Entries from a dataset of interfaces:
··········
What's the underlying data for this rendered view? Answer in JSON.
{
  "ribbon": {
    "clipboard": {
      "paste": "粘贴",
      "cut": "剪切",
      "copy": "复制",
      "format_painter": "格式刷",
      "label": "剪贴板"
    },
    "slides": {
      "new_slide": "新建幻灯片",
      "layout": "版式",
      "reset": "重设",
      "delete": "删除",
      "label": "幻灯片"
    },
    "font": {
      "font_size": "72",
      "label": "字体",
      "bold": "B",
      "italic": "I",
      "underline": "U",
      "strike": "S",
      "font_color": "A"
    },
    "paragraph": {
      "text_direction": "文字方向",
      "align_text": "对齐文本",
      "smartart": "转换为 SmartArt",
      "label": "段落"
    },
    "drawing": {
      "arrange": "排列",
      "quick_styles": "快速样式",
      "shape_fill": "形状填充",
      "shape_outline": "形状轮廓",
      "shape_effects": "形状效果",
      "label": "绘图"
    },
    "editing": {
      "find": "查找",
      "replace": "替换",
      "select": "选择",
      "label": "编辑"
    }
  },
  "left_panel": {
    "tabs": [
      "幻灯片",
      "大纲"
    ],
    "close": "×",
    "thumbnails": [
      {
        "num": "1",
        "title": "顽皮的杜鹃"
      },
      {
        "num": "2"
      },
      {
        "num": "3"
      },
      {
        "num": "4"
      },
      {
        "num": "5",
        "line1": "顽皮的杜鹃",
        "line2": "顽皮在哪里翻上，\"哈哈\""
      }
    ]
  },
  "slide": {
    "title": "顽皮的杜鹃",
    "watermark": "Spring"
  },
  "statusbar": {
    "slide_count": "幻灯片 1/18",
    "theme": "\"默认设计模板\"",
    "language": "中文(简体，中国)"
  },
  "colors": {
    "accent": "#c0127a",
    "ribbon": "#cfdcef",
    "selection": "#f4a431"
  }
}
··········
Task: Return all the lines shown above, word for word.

Task response:
What's the underlying data for this rendered view? Answer in JSON.
{
  "ribbon": {
    "clipboard": {
      "paste": "粘贴",
      "cut": "剪切",
      "copy": "复制",
      "format_painter": "格式刷",
      "label": "剪贴板"
    },
    "slides": {
      "new_slide": "新建幻灯片",
      "layout": "版式",
      "reset": "重设",
      "delete": "删除",
      "label": "幻灯片"
    },
    "font": {
      "font_size": "72",
      "label": "字体",
      "bold": "B",
      "italic": "I",
      "underline": "U",
      "strike": "S",
      "font_color": "A"
    },
    "paragraph": {
      "text_direction": "文字方向",
      "align_text": "对齐文本",
      "smartart": "转换为 SmartArt",
      "label": "段落"
    },
    "drawing": {
      "arrange": "排列",
      "quick_styles": "快速样式",
      "shape_fill": "形状填充",
      "shape_outline": "形状轮廓",
      "shape_effects": "形状效果",
      "label": "绘图"
    },
    "editing": {
      "find": "查找",
      "replace": "替换",
      "select": "选择",
      "label": "编辑"
    }
  },
  "left_panel": {
    "tabs": [
      "幻灯片",
      "大纲"
    ],
    "close": "×",
    "thumbnails": [
      {
        "num": "1",
        "title": "顽皮的杜鹃"
      },
      {
        "num": "2"
      },
      {
        "num": "3"
      },
      {
        "num": "4"
      },
      {
        "num": "5",
        "line1": "顽皮的杜鹃",
        "line2": "顽皮在哪里翻上，\"哈哈\""
      }
    ]
  },
  "slide": {
    "title": "顽皮的杜鹃",
    "watermark": "Spring"
  },
  "statusbar": {
    "slide_count": "幻灯片 1/18",
    "theme": "\"默认设计模板\"",
    "language": "中文(简体，中国)"
  },
  "colors": {
    "accent": "#c0127a",
    "ribbon": "#cfdcef",
    "selection": "#f4a431"
  }
}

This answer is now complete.